TOAST aka The Oversized Attribute Storage Technique aka the best thing since sliced bread, is a technique Postgres uses to store large values. Under the normal Postgres data layout, every row is stored on 8kb pages, with no row spanning multiple pages. To support rows that can be larger than 8kb, Postgres makes use of TOAST.
If Postgres is about to store a row and the row is over 2kb, TOAST will kick in and Postgres will first attempt to shrink the row by compressing the large variable width fields of the row. If the row is still over 2kb after compressing the fields of it, Postgres will then repeatedly store the large fields outside of the row until the row is under 2kb1. To do so, Postgres splits up the compressed value into individual chunks of ~2kb2. Each of those chunks are then stored in a “TOAST table”. Every regular Postgres table has a corresponding TOAST table in which the TOASTed values are stored. A value stored in this manner is commonly referred to as “TOASTed”.
Every TOAST table has three columns. It has a column called chunk_id which is used to distinguish the specific TOASTed values each chunk is for. All chunks of the same toasted value have the same chunk_id. The chunk_id is what is stored in the original row and is what allows Postgres to determine what chunks are for a given value. The second field of a TOAST table is chunk_seq which determines the ordering of the chunks with the same chunk_id. The first chunk of a TOASTed value has chunk_seq=0, the second has chunk_seq=1 and so on. The last column is chunk_data which contains the actual data for the TOASTed value.
At query time, when a TOASTed value is needed, Postgres will use an index on the TOAST table on (chunk_id, chunk_seq) to lookup all of the chunks with a given chunk_id sorted by chunk_seq. From there, it can stitch all of the chunks back together and decompress that result to obtain the original value of the row.
Under certain circumstances, TOAST can actually make queries faster. If a TOASTed field isn’t needed to answer a query, Postgres doesn’t have to read the chunks for the TOASTed value, and can skip reading the value into memory. In some cases, this will dramatically reduce the amount of disk I/O Postgres needs to perform to answer a query.
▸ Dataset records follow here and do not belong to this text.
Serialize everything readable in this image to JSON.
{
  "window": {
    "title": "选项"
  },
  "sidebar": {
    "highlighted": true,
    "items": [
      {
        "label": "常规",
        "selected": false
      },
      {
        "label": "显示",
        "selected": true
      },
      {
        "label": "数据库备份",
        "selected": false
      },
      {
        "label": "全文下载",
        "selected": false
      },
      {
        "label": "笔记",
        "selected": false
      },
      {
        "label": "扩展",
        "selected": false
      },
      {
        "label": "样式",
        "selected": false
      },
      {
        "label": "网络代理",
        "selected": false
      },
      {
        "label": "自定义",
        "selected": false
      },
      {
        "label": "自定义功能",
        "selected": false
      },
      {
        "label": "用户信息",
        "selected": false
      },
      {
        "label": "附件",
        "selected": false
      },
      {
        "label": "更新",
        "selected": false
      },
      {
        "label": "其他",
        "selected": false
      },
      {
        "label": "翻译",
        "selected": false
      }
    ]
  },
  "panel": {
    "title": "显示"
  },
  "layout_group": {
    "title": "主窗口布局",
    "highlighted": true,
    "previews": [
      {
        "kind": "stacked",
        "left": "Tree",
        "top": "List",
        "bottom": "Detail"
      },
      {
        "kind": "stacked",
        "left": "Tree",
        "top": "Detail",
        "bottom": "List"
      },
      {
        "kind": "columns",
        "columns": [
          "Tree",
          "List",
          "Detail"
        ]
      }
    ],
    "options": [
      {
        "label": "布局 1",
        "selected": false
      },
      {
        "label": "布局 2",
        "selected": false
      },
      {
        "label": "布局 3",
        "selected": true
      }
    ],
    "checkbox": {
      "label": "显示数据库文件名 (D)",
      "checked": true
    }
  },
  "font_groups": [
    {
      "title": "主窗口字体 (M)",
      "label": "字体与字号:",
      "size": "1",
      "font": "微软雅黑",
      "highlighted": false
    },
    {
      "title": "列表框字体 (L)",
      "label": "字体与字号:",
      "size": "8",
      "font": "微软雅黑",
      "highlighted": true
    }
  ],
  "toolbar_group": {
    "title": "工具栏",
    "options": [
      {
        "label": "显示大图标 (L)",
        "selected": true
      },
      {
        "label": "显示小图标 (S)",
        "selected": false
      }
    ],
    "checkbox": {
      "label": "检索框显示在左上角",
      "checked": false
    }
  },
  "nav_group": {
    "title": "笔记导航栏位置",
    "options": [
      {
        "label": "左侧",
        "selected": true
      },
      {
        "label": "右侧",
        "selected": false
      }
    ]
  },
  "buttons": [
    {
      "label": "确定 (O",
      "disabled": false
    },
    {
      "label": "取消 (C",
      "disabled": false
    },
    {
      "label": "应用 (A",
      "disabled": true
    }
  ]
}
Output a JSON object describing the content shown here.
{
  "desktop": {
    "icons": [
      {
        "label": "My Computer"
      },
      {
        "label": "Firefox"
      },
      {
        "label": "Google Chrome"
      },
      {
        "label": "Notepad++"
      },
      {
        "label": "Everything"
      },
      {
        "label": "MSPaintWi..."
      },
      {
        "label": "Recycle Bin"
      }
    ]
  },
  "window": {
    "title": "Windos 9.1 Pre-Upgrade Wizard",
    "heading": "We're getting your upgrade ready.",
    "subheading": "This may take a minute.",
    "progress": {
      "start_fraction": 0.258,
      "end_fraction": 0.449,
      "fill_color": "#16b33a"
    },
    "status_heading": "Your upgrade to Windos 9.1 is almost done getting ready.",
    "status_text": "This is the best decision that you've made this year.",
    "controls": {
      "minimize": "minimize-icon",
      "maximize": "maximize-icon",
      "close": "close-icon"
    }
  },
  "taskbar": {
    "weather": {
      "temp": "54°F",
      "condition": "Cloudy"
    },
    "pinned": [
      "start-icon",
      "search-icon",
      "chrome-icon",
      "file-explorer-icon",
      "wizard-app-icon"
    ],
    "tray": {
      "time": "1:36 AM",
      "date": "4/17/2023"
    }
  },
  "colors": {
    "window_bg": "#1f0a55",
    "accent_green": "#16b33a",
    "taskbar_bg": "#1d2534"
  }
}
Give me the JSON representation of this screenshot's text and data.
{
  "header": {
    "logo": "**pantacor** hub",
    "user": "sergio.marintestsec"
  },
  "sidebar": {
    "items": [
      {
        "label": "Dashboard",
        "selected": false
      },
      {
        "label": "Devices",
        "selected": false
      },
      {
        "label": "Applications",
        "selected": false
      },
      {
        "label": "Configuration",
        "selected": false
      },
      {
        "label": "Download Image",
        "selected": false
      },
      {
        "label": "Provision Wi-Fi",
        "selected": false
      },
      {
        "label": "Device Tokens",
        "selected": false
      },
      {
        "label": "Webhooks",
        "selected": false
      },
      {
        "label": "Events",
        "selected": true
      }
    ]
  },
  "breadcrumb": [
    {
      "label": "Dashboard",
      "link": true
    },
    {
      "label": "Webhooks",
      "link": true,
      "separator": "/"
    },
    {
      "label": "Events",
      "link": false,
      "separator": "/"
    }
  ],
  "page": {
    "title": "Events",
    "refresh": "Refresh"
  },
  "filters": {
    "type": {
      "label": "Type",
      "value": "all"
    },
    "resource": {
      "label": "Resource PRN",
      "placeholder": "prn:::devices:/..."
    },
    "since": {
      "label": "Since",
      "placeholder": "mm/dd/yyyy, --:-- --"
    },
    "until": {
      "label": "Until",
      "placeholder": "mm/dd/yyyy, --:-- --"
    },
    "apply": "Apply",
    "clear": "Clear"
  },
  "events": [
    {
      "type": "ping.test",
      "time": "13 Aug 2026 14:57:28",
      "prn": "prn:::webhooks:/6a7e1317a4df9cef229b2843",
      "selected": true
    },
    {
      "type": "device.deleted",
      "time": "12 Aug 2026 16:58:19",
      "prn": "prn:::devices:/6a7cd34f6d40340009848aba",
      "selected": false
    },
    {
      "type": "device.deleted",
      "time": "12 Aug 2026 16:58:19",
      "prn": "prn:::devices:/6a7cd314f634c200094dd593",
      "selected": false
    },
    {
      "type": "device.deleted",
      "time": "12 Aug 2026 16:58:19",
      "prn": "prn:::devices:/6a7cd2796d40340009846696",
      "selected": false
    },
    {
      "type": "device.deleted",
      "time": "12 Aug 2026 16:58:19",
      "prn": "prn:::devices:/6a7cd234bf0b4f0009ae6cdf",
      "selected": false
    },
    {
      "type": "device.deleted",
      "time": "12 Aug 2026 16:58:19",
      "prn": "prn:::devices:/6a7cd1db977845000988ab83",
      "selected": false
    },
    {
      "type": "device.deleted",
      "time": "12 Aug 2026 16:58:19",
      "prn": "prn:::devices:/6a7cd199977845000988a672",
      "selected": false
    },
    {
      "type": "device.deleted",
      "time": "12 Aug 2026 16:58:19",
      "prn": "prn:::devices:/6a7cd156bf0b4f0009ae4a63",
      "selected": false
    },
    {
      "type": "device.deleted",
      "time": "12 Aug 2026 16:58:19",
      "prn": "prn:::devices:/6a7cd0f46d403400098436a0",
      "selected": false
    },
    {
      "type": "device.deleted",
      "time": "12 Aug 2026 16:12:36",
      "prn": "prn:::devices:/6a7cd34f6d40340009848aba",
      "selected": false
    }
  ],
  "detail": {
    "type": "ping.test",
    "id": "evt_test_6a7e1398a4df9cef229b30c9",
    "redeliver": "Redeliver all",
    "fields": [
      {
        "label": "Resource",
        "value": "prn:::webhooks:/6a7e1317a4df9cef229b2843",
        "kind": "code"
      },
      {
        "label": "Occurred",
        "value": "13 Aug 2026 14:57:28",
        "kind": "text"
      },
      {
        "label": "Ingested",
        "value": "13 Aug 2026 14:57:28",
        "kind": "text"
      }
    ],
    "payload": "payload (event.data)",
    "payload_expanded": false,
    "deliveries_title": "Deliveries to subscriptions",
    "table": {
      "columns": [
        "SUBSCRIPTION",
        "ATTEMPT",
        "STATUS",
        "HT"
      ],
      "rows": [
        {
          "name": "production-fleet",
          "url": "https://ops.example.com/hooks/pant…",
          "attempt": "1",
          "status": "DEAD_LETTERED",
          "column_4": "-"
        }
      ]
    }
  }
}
You can actually access the TOAST table for a given table directly and inspect the values stored in it. As a demonstration, let’s create a table messages that has a single column message:
CREATE TABLE messages (message text);
We can then insert a few random strings to be TOASTed:
INSERT INTO messages SELECT (SELECT string_agg(chr(floor(random() * 26)::int + 65), '') FROM generate_series(1,10000)) FROM generate_series(1,10);
Now that we have a table with values we know are toasted, we first need to lookup the name of the TOAST table for the messages table. We can do this by looking up the name of the corresponding TOAST table with the following query:
> SELECT reltoastrelid::regclass > FROM pg_class > WHERE relname = 'messages'; reltoastrelid ------------------------- pg_toast.pg_toast_59611 (1 row)
The query pulls information from the pg_class Postgres table, which is a table where Postgres stores metadata about tables.
Now that we have the name of the TOAST table, we can read from it just like any other table:
> SELECT * FROM pg_toast.pg_toast_59611; chunk_id | chunk_seq | chunk_data ----------+-----------+------------ 59617 | 0 | \x4c4457... 59617 | 1 | \x424d4b... ...
Note that the chunk_data is the binary of the compressed version of the field, so it isn’t exactly human readable.
Overall, TOAST is a clever technique that reuses the ordinary Postgres storage technique to store larger values. It’s completely transparent to the user, yet if you really want to, you can dig into your TOAST tables and see exactly how Postgres is storing your data.